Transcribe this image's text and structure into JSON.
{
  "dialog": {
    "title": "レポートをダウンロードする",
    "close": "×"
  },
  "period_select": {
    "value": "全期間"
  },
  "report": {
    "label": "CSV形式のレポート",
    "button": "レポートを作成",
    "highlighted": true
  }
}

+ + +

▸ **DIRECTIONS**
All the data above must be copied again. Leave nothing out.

▸ **PROBLEM SOLUTION**
Transcribe this image's text and structure into JSON.
{
  "dialog": {
    "title": "レポートをダウンロードする",
    "close": "×"
  },
  "period_select": {
    "value": "全期間"
  },
  "report": {
    "label": "CSV形式のレポート",
    "button": "レポートを作成",
    "highlighted": true
  }
}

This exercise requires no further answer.